A reversal learning task detects cognitive deficits in a Dachshund model of late-infantile neuronal ceroid lipofuscinosis.

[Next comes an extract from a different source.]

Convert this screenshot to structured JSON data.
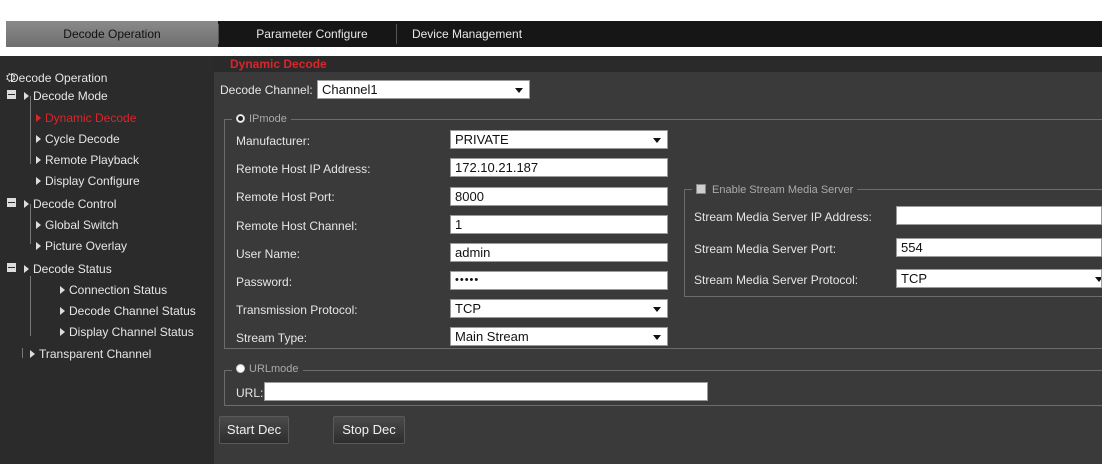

The neuronal ceroid lipofuscinoses (NCLs) are autosomal recessive lysosomal storage diseases characterized by progressive neurodegeneration and by accumulation of autofluorescent storage material in the central nervous system and other tissues. One of the most prominent clinical signs of NCL is progressive decline in cognitive function. We previously described a frame shift mutation of TPP1 in miniature long-haired Dachshunds which causes an early-onset form of NCL analogous to classical late-infantile onset NCL (CLN2) in children. Dogs homozygous for the TPP1 mutation exhibit progressive neurological signs similar to those exhibited by human patients. In order to establish biomarkers for evaluating the efficacy of ongoing therapeutic studies in this canine model, we characterized phenotypic changes in 13 dogs through 9 months of age. Cognitive function was assessed using a T-maze reversal learning (RL) task. Cognitive dysfunction was detected in affected dogs as early as 6 months of age and worsened as the disease progressed. Physical and neurological examination, funduscopy and electroretinography (ERG) were performed at regular intervals. Only the changes in ERG responses showed signs of disease progression earlier than the RL task. In the later stages of the disease clinical signs of visual and motor deficits became evident. The visual and motor deficits were not severe enough to affect the performance of dogs in the T-maze. Declining performance on the RL task is a sensitive measure of higher-order cognitive dysfunction which can serve as a useful biomarker of disease progression. © 2011 The Authors. Genes, Brain and Behavior © 2011 Blackwell Publishing Ltd and International Behavioural and Neural Genetics Society.